Collection entries
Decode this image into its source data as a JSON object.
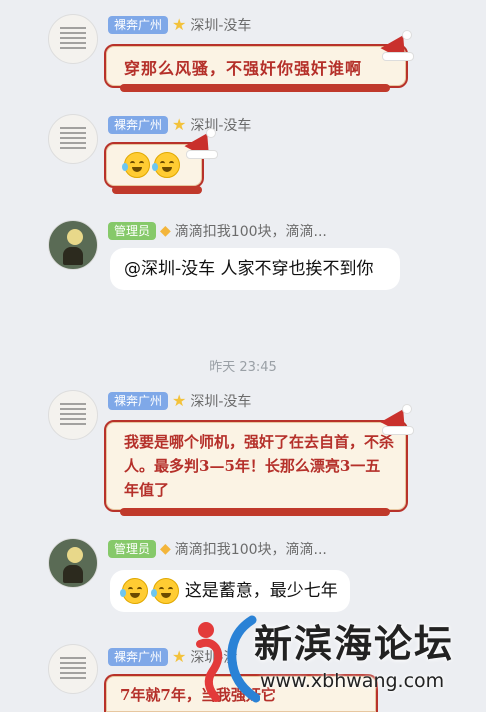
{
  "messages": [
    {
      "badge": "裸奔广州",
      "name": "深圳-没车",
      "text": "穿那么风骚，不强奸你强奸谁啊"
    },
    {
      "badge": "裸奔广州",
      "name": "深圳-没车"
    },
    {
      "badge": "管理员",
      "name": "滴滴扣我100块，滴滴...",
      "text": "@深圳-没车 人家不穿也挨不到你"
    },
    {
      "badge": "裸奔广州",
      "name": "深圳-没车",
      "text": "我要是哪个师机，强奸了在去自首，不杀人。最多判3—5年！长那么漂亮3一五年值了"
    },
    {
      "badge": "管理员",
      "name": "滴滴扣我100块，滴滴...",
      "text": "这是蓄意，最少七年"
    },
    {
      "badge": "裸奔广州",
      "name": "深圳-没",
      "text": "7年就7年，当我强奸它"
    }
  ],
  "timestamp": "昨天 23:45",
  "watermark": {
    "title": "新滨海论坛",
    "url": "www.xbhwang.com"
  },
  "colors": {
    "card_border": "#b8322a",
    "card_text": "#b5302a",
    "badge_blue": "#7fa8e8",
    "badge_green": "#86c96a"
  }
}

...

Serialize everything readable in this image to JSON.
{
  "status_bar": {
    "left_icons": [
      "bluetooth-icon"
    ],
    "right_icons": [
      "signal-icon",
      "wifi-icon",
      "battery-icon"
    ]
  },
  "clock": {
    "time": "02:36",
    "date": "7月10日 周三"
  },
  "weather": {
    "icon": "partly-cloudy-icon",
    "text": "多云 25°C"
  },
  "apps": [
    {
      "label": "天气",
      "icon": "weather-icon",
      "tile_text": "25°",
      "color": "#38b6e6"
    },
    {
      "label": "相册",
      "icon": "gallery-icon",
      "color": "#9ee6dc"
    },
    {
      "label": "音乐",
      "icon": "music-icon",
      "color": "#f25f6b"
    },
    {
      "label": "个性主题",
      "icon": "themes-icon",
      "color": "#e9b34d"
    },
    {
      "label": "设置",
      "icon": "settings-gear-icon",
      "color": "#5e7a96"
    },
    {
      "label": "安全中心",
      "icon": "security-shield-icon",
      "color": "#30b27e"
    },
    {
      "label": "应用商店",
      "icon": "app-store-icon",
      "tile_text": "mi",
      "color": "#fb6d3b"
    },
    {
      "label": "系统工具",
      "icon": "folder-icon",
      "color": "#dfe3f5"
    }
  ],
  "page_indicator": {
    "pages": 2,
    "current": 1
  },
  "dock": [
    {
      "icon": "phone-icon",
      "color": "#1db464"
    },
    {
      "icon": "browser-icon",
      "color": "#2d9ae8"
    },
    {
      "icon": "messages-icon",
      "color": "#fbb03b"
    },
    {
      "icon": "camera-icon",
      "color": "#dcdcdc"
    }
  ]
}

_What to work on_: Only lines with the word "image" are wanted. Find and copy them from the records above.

_Task solution_:
Decode this image into its source data as a JSON object.
Serialize everything readable in this image to JSON.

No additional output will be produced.